The New York City Council Wednesday picks its next speaker -- the city's most powerful legislative post -- and Melissa Mark-Viverito, a close ally of Mayor Bill de Blasio, is favored to win barring last-minute defections.
Mark-Viverito, 44, of East Harlem, declared victory three weeks ago, citing pledges from 31 of 51 council members.
Her rival, Councilman Dan Garodnick, 41, of Manhattan's East Side, has maintained he can sway enough colleagues before the vote, scheduled for midday.
De Blasio has signaled his preference for Mark-Viverito and lobbied council members on her behalf. "I think we have very similar values and goals for this city," he said Tuesday.
Garodnick backers say he would provide more independent leadership of the overwhelmingly Democratic council and bristled over de Blasio's role.

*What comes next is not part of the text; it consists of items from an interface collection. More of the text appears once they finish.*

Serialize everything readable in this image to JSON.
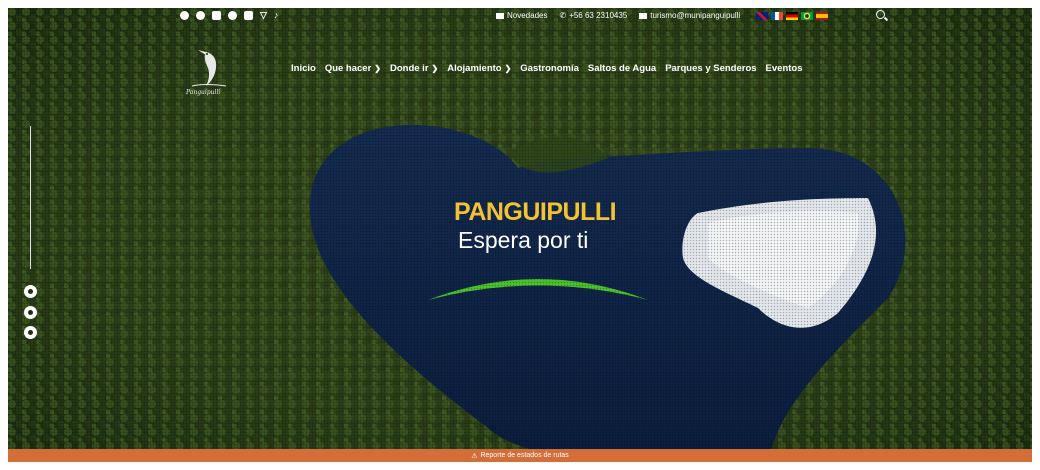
{
  "topbar": {
    "socials": [
      "whatsapp-icon",
      "spotify-icon",
      "instagram-icon",
      "facebook-icon",
      "youtube-icon",
      "twitter-icon",
      "tiktok-icon"
    ],
    "novedades": "Novedades",
    "phone": "+56 63 2310435",
    "email": "turismo@munipanguipulli",
    "flags": [
      "uk-flag",
      "france-flag",
      "germany-flag",
      "brazil-flag",
      "spain-flag"
    ]
  },
  "logo": {
    "text": "Panguipulli"
  },
  "nav": {
    "items": [
      {
        "label": "Inicio",
        "dropdown": false
      },
      {
        "label": "Que hacer",
        "dropdown": true
      },
      {
        "label": "Donde ir",
        "dropdown": true
      },
      {
        "label": "Alojamiento",
        "dropdown": true
      },
      {
        "label": "Gastronomía",
        "dropdown": false
      },
      {
        "label": "Saltos de Agua",
        "dropdown": false
      },
      {
        "label": "Parques y Senderos",
        "dropdown": false
      },
      {
        "label": "Eventos",
        "dropdown": false
      }
    ]
  },
  "side_socials": [
    "instagram-icon",
    "facebook-icon",
    "youtube-icon"
  ],
  "hero": {
    "title": "PANGUIPULLI",
    "subtitle": "Espera por ti"
  },
  "bottom_bar": {
    "label": "Reporte de estados de rutas"
  },
  "colors": {
    "accent_yellow": "#f2c232",
    "bar_orange": "#d46e39",
    "swoosh_green": "#49c22b"
  }
}
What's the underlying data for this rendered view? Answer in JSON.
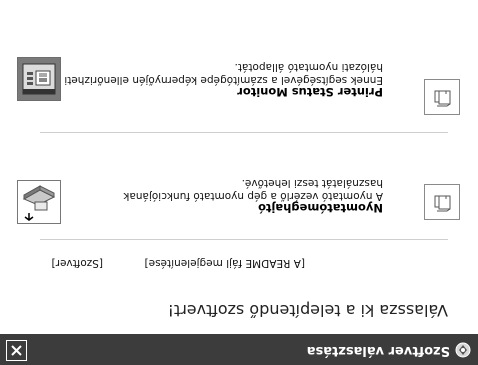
{
  "window": {
    "title": "Szoftver választása"
  },
  "main": {
    "heading": "Válassza ki a telepítendő szoftvert!",
    "links": {
      "readme": "[A README fájl megjelenítése]",
      "back": "[Szoftver]"
    },
    "items": [
      {
        "title": "Nyomtatómeghajtó",
        "description": "A nyomtató vezérlő a gép nyomtató funkciójának használatát teszi lehetővé."
      },
      {
        "title": "Printer Status Monitor",
        "description": "Ennek segítségével a számítógépe képernyőjén ellenőrizheti a hálózati nyomtató állapotát."
      }
    ]
  },
  "icons": {
    "title": "setup-icon",
    "close": "close-icon",
    "install": "install-icon",
    "monitor": "monitor-icon",
    "driver_thumb": "printer-thumbnail",
    "monitor_thumb": "status-monitor-thumbnail"
  },
  "colors": {
    "title_bar": "#3c3c3c",
    "title_text": "#ffffff",
    "background": "#ffffff"
  }
}
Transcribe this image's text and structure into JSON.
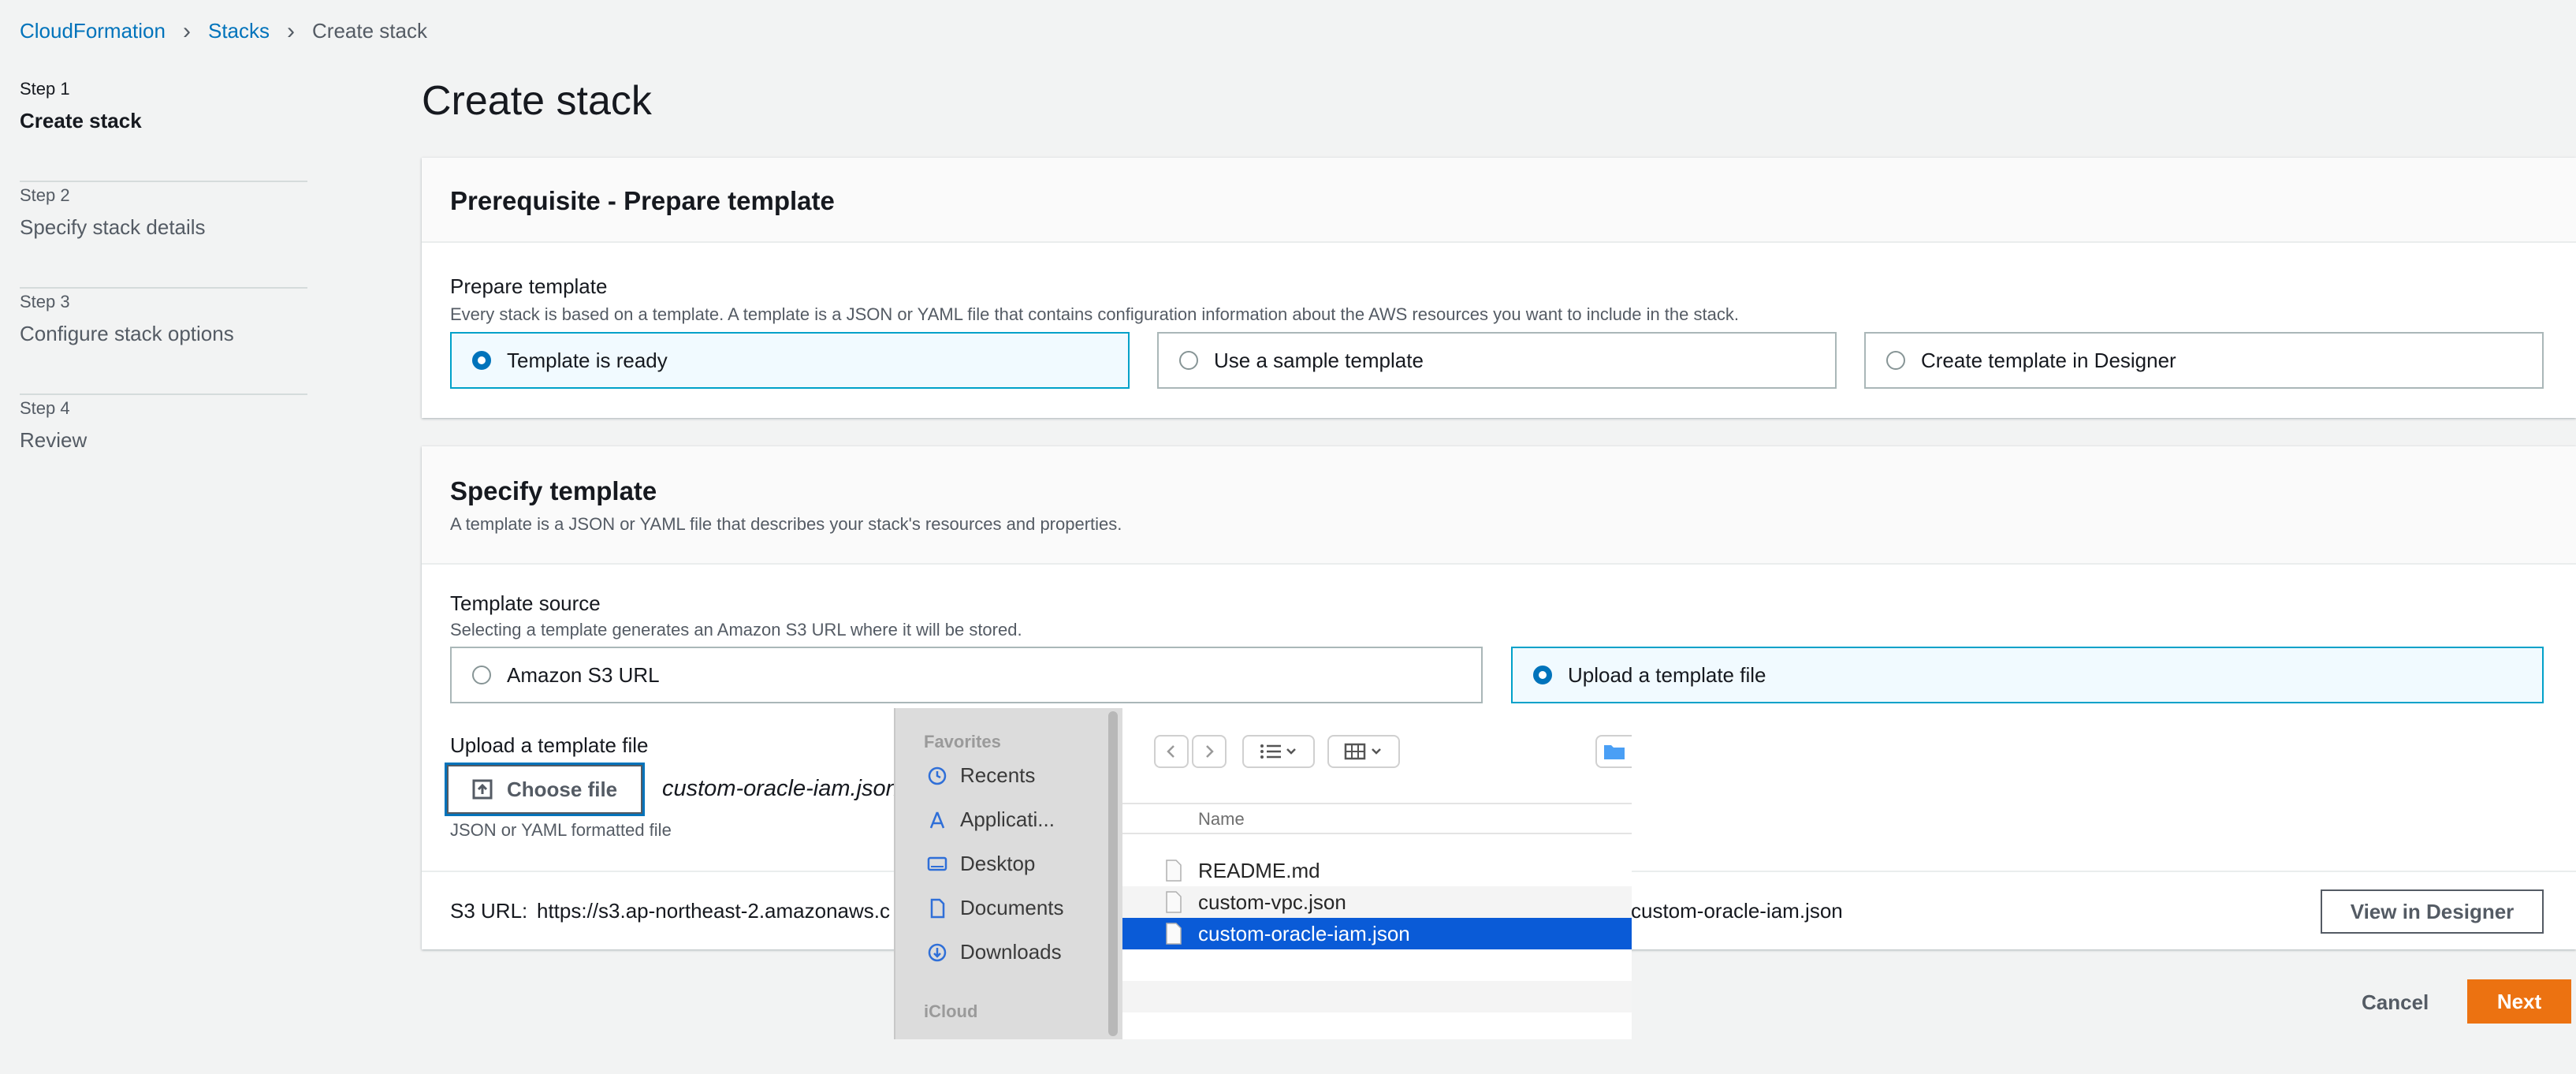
{
  "breadcrumb": {
    "root": "CloudFormation",
    "stacks": "Stacks",
    "current": "Create stack"
  },
  "steps": [
    {
      "num": "Step 1",
      "title": "Create stack"
    },
    {
      "num": "Step 2",
      "title": "Specify stack details"
    },
    {
      "num": "Step 3",
      "title": "Configure stack options"
    },
    {
      "num": "Step 4",
      "title": "Review"
    }
  ],
  "page_title": "Create stack",
  "prereq": {
    "title": "Prerequisite - Prepare template",
    "label": "Prepare template",
    "desc": "Every stack is based on a template. A template is a JSON or YAML file that contains configuration information about the AWS resources you want to include in the stack.",
    "options": [
      "Template is ready",
      "Use a sample template",
      "Create template in Designer"
    ],
    "selected": "Template is ready"
  },
  "specify": {
    "title": "Specify template",
    "desc": "A template is a JSON or YAML file that describes your stack's resources and properties.",
    "source_label": "Template source",
    "source_desc": "Selecting a template generates an Amazon S3 URL where it will be stored.",
    "source_options": [
      "Amazon S3 URL",
      "Upload a template file"
    ],
    "selected_source": "Upload a template file",
    "upload_label": "Upload a template file",
    "choose_file": "Choose file",
    "chosen_file": "custom-oracle-iam.json",
    "upload_hint": "JSON or YAML formatted file",
    "s3_label": "S3 URL:",
    "s3_url_start": "https://s3.ap-northeast-2.amazonaws.c",
    "s3_url_end": "custom-oracle-iam.json",
    "view_designer": "View in Designer"
  },
  "footer": {
    "cancel": "Cancel",
    "next": "Next"
  },
  "file_dialog": {
    "favorites_heading": "Favorites",
    "favorites": [
      "Recents",
      "Applicati...",
      "Desktop",
      "Documents",
      "Downloads"
    ],
    "icloud_heading": "iCloud",
    "column_name": "Name",
    "files": [
      "README.md",
      "custom-vpc.json",
      "custom-oracle-iam.json"
    ],
    "selected_file": "custom-oracle-iam.json"
  },
  "colors": {
    "link": "#0073bb",
    "primary": "#ec7211",
    "selection": "#0a5bd7"
  }
}
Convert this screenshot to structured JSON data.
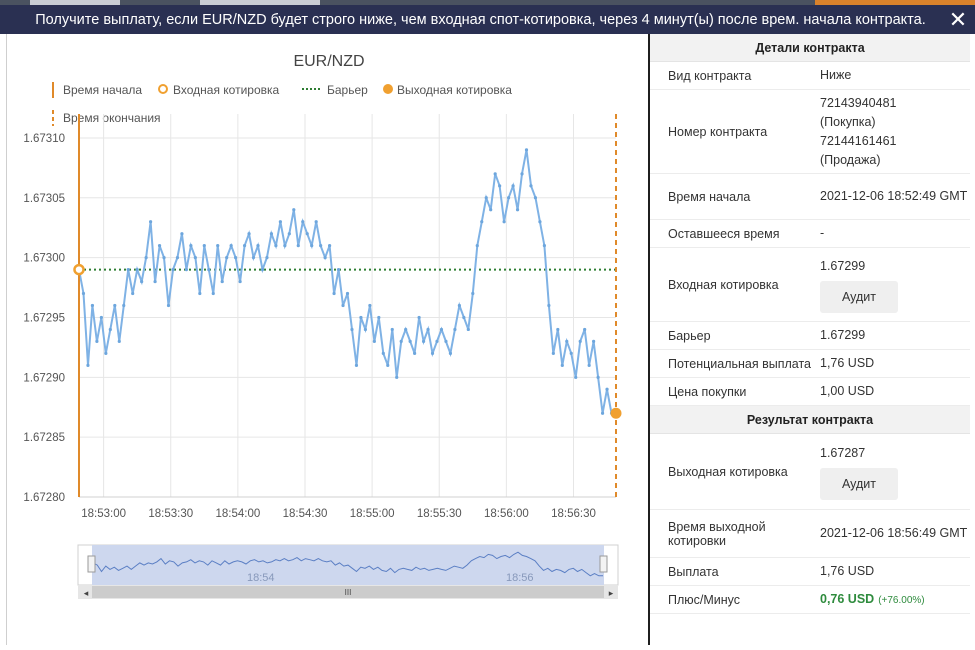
{
  "header": {
    "title": "Получите выплату, если EUR/NZD будет строго ниже, чем входная спот-котировка, через 4 минут(ы) после врем. начала контракта.",
    "close_glyph": "✕"
  },
  "chart_data": {
    "type": "line",
    "title": "EUR/NZD",
    "legend": [
      {
        "label": "Время начала",
        "style": "solid-line",
        "color": "#e08a2a"
      },
      {
        "label": "Входная котировка",
        "style": "hollow-dot",
        "color": "#f0a030"
      },
      {
        "label": "Барьер",
        "style": "dotted-line",
        "color": "#2e7d32"
      },
      {
        "label": "Выходная котировка",
        "style": "filled-dot",
        "color": "#f0a030"
      },
      {
        "label": "Время окончания",
        "style": "dashed-line",
        "color": "#e08a2a"
      }
    ],
    "legend_position": "top-left",
    "grid": true,
    "x_ticks": [
      "18:53:00",
      "18:53:30",
      "18:54:00",
      "18:54:30",
      "18:55:00",
      "18:55:30",
      "18:56:00",
      "18:56:30"
    ],
    "y_ticks": [
      "1.67280",
      "1.67285",
      "1.67290",
      "1.67295",
      "1.67300",
      "1.67305",
      "1.67310"
    ],
    "ylim": [
      1.6728,
      1.67312
    ],
    "xlim_seconds_after_18_52_49": [
      0,
      240
    ],
    "start_time": "18:52:49",
    "end_time": "18:56:49",
    "barrier": 1.67299,
    "entry": {
      "t": 0,
      "value": 1.67299
    },
    "exit": {
      "t": 240,
      "value": 1.67287
    },
    "series": [
      {
        "color": "#7fb2e5",
        "points": [
          [
            0,
            1.67299
          ],
          [
            2,
            1.67297
          ],
          [
            4,
            1.67291
          ],
          [
            6,
            1.67296
          ],
          [
            8,
            1.67293
          ],
          [
            10,
            1.67295
          ],
          [
            12,
            1.67292
          ],
          [
            14,
            1.67294
          ],
          [
            16,
            1.67296
          ],
          [
            18,
            1.67293
          ],
          [
            20,
            1.67296
          ],
          [
            22,
            1.67299
          ],
          [
            24,
            1.67297
          ],
          [
            26,
            1.67299
          ],
          [
            28,
            1.67298
          ],
          [
            30,
            1.673
          ],
          [
            32,
            1.67303
          ],
          [
            34,
            1.67298
          ],
          [
            36,
            1.67301
          ],
          [
            38,
            1.673
          ],
          [
            40,
            1.67296
          ],
          [
            42,
            1.67299
          ],
          [
            44,
            1.673
          ],
          [
            46,
            1.67302
          ],
          [
            48,
            1.67299
          ],
          [
            50,
            1.67301
          ],
          [
            52,
            1.673
          ],
          [
            54,
            1.67297
          ],
          [
            56,
            1.67301
          ],
          [
            58,
            1.67299
          ],
          [
            60,
            1.67297
          ],
          [
            62,
            1.67301
          ],
          [
            64,
            1.67298
          ],
          [
            66,
            1.673
          ],
          [
            68,
            1.67301
          ],
          [
            70,
            1.673
          ],
          [
            72,
            1.67298
          ],
          [
            74,
            1.67301
          ],
          [
            76,
            1.67302
          ],
          [
            78,
            1.673
          ],
          [
            80,
            1.67301
          ],
          [
            82,
            1.67299
          ],
          [
            84,
            1.673
          ],
          [
            86,
            1.67302
          ],
          [
            88,
            1.67301
          ],
          [
            90,
            1.67303
          ],
          [
            92,
            1.67301
          ],
          [
            94,
            1.67302
          ],
          [
            96,
            1.67304
          ],
          [
            98,
            1.67301
          ],
          [
            100,
            1.67303
          ],
          [
            102,
            1.67302
          ],
          [
            104,
            1.67301
          ],
          [
            106,
            1.67303
          ],
          [
            108,
            1.67301
          ],
          [
            110,
            1.673
          ],
          [
            112,
            1.67301
          ],
          [
            114,
            1.67297
          ],
          [
            116,
            1.67299
          ],
          [
            118,
            1.67296
          ],
          [
            120,
            1.67297
          ],
          [
            122,
            1.67294
          ],
          [
            124,
            1.67291
          ],
          [
            126,
            1.67295
          ],
          [
            128,
            1.67294
          ],
          [
            130,
            1.67296
          ],
          [
            132,
            1.67293
          ],
          [
            134,
            1.67295
          ],
          [
            136,
            1.67292
          ],
          [
            138,
            1.67291
          ],
          [
            140,
            1.67294
          ],
          [
            142,
            1.6729
          ],
          [
            144,
            1.67293
          ],
          [
            146,
            1.67294
          ],
          [
            148,
            1.67293
          ],
          [
            150,
            1.67292
          ],
          [
            152,
            1.67295
          ],
          [
            154,
            1.67293
          ],
          [
            156,
            1.67294
          ],
          [
            158,
            1.67292
          ],
          [
            160,
            1.67293
          ],
          [
            162,
            1.67294
          ],
          [
            164,
            1.67293
          ],
          [
            166,
            1.67292
          ],
          [
            168,
            1.67294
          ],
          [
            170,
            1.67296
          ],
          [
            172,
            1.67295
          ],
          [
            174,
            1.67294
          ],
          [
            176,
            1.67297
          ],
          [
            178,
            1.67301
          ],
          [
            180,
            1.67303
          ],
          [
            182,
            1.67305
          ],
          [
            184,
            1.67304
          ],
          [
            186,
            1.67307
          ],
          [
            188,
            1.67306
          ],
          [
            190,
            1.67303
          ],
          [
            192,
            1.67305
          ],
          [
            194,
            1.67306
          ],
          [
            196,
            1.67304
          ],
          [
            198,
            1.67307
          ],
          [
            200,
            1.67309
          ],
          [
            202,
            1.67306
          ],
          [
            204,
            1.67305
          ],
          [
            206,
            1.67303
          ],
          [
            208,
            1.67301
          ],
          [
            210,
            1.67296
          ],
          [
            212,
            1.67292
          ],
          [
            214,
            1.67294
          ],
          [
            216,
            1.67291
          ],
          [
            218,
            1.67293
          ],
          [
            220,
            1.67292
          ],
          [
            222,
            1.6729
          ],
          [
            224,
            1.67293
          ],
          [
            226,
            1.67294
          ],
          [
            228,
            1.67291
          ],
          [
            230,
            1.67293
          ],
          [
            232,
            1.6729
          ],
          [
            234,
            1.67287
          ],
          [
            236,
            1.67289
          ],
          [
            238,
            1.67287
          ],
          [
            240,
            1.67287
          ]
        ]
      }
    ]
  },
  "navigator": {
    "labels": [
      "18:54",
      "18:56"
    ],
    "scroll_glyph": "III",
    "left_arrow": "◂",
    "right_arrow": "▸",
    "handle_glyph": "⁞"
  },
  "details": {
    "title": "Детали контракта",
    "rows": {
      "type_label": "Вид контракта",
      "type_value": "Ниже",
      "id_label": "Номер контракта",
      "id_buy": "72143940481 (Покупка)",
      "id_sell": "72144161461 (Продажа)",
      "start_label": "Время начала",
      "start_value": "2021-12-06 18:52:49 GMT",
      "remaining_label": "Оставшееся время",
      "remaining_value": "-",
      "entry_label": "Входная котировка",
      "entry_value": "1.67299",
      "audit_label": "Аудит",
      "barrier_label": "Барьер",
      "barrier_value": "1.67299",
      "payout_label": "Потенциальная выплата",
      "payout_value": "1,76 USD",
      "price_label": "Цена покупки",
      "price_value": "1,00 USD"
    }
  },
  "result": {
    "title": "Результат контракта",
    "rows": {
      "exit_label": "Выходная котировка",
      "exit_value": "1.67287",
      "audit_label": "Аудит",
      "exit_time_label": "Время выходной котировки",
      "exit_time_value": "2021-12-06 18:56:49 GMT",
      "payout_label": "Выплата",
      "payout_value": "1,76 USD",
      "pnl_label": "Плюс/Минус",
      "pnl_value": "0,76 USD",
      "pnl_pct": "(+76.00%)"
    }
  }
}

"This is worse than Tammany Hall!" said Councilwoman Inez Dickens of Central Harlem, a Garodnick supporter.
The speaker sets the chamber's agenda, decides whether a bill goes to the floor for a vote and picks powerful committee heads and other leadership posts -- which each comes with bonuses worth up to tens of thousands of dollars.
"You've never had this kind of public battle over an office that is not elected by the public but has tremendous power," said Hank Sheinkopf, a Democratic political consultant.
Mark-Viverito has faced scrutiny over ethics. She admitted recently she had failed to disclose rental income to the city's Conflicts of Interest Board. Her spokesman called it an "unintentional mistake" and de Blasio defended her, saying he's sure she'll "make it right."
Garodnick's backers have complained of hardball tactics by Mark-Viverito's supporters.
"Outside players have used fear tactics in an attempt to hijack this body," said Councilwoman Annabel Palma of the Bronx. She said several of Garodnick's 20 council supporters have been threatened with budget cuts to their districts. Palma's office declined to say who made those threats.
Councilman Jimmy Van Bramer of western Queens, in Mark-Viverito's camp, countered: "No one has leaned on me or requested anything of me or promised anything to me."
De Blasio has denied strong-arming the council, and Tuesday swatted away comparisons between his alliance and the one former Mayor Michael Bloomberg had with former Speaker Christine Quinn, which de Blasio criticized during the campaign as too close.
"I guarantee you there will be a lot of independence," he said.
With Emily Ngo